**WHAT NEEDS TO BE DONE**: Spot each line in the records below where the word "DISTRICT" occurs, then copy it.

Items from an interface collection:
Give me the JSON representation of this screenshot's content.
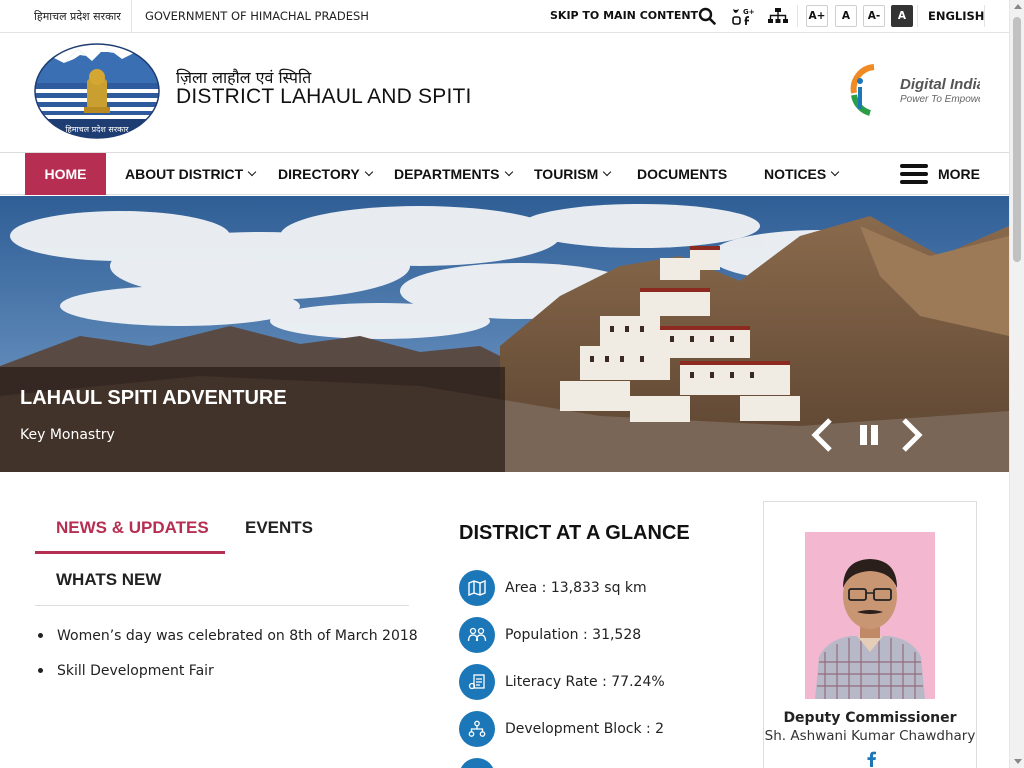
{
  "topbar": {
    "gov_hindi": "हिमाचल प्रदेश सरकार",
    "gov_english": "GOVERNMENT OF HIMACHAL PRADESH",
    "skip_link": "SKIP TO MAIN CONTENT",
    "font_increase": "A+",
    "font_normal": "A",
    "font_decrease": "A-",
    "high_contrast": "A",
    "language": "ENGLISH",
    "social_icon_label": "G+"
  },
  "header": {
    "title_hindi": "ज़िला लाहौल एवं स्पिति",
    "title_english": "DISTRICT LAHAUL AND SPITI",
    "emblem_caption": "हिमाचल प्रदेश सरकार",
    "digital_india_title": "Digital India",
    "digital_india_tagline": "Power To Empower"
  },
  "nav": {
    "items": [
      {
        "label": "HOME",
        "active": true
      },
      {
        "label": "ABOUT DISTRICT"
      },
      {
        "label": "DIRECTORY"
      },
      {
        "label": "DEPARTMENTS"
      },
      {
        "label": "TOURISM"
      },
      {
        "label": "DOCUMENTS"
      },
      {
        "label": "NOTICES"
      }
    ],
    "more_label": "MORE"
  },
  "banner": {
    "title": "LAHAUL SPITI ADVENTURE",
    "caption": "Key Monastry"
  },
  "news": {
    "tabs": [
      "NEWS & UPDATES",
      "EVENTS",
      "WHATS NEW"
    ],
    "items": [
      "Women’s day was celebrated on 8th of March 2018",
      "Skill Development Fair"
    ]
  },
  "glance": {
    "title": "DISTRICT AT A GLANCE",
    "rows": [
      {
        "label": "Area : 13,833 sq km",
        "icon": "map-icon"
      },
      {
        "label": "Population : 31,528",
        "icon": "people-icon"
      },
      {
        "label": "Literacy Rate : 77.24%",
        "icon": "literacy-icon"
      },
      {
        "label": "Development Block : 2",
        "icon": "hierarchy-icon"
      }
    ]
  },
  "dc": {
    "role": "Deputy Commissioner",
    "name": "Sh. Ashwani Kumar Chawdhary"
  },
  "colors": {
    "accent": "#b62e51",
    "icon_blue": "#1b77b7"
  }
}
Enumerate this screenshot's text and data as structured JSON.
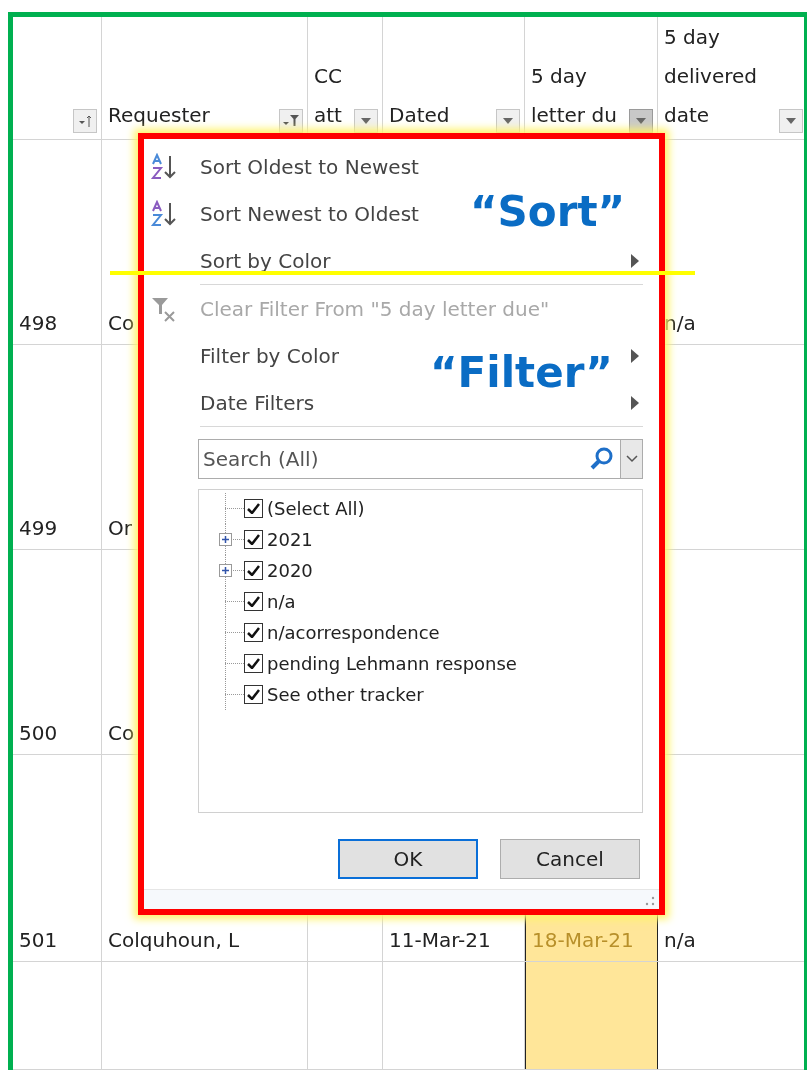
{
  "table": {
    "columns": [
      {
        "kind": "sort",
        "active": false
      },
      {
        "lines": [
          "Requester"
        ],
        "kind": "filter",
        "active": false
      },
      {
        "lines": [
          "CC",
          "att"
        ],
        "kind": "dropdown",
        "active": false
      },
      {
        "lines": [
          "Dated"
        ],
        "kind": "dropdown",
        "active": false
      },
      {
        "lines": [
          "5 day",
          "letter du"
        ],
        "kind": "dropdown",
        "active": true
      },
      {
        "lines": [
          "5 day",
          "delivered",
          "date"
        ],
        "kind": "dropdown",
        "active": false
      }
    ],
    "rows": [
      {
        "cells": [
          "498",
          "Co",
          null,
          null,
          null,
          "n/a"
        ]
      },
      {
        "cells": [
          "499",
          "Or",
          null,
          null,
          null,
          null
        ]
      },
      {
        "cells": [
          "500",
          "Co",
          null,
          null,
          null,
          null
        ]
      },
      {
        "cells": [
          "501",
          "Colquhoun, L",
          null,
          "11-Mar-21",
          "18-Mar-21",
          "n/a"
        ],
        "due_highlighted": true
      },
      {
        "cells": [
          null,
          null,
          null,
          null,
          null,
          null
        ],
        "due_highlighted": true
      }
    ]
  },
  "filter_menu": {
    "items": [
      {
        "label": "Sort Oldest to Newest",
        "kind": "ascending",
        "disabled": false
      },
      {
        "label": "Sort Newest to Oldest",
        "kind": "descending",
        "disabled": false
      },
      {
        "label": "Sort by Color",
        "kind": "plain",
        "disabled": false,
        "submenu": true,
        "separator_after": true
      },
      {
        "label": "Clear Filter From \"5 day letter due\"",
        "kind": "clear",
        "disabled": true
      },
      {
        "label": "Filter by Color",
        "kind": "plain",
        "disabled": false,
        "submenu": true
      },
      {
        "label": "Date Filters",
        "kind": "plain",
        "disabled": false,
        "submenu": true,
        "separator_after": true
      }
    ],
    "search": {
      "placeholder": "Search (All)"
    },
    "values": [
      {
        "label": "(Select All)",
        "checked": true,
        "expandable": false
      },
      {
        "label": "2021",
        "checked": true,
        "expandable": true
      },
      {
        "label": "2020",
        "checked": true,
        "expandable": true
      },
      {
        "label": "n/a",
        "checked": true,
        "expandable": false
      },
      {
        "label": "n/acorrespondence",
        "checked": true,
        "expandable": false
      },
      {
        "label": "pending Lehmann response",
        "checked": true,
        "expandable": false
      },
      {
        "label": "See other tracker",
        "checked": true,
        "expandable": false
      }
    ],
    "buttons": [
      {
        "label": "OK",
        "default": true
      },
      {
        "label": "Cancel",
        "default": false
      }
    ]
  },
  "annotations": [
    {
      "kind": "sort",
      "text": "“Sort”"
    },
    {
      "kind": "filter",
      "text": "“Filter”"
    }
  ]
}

**PROBLEM SOLUTION**:
    "title_english": "DISTRICT LAHAUL AND SPITI",
        "label": "ABOUT DISTRICT"
    "title": "DISTRICT AT A GLANCE",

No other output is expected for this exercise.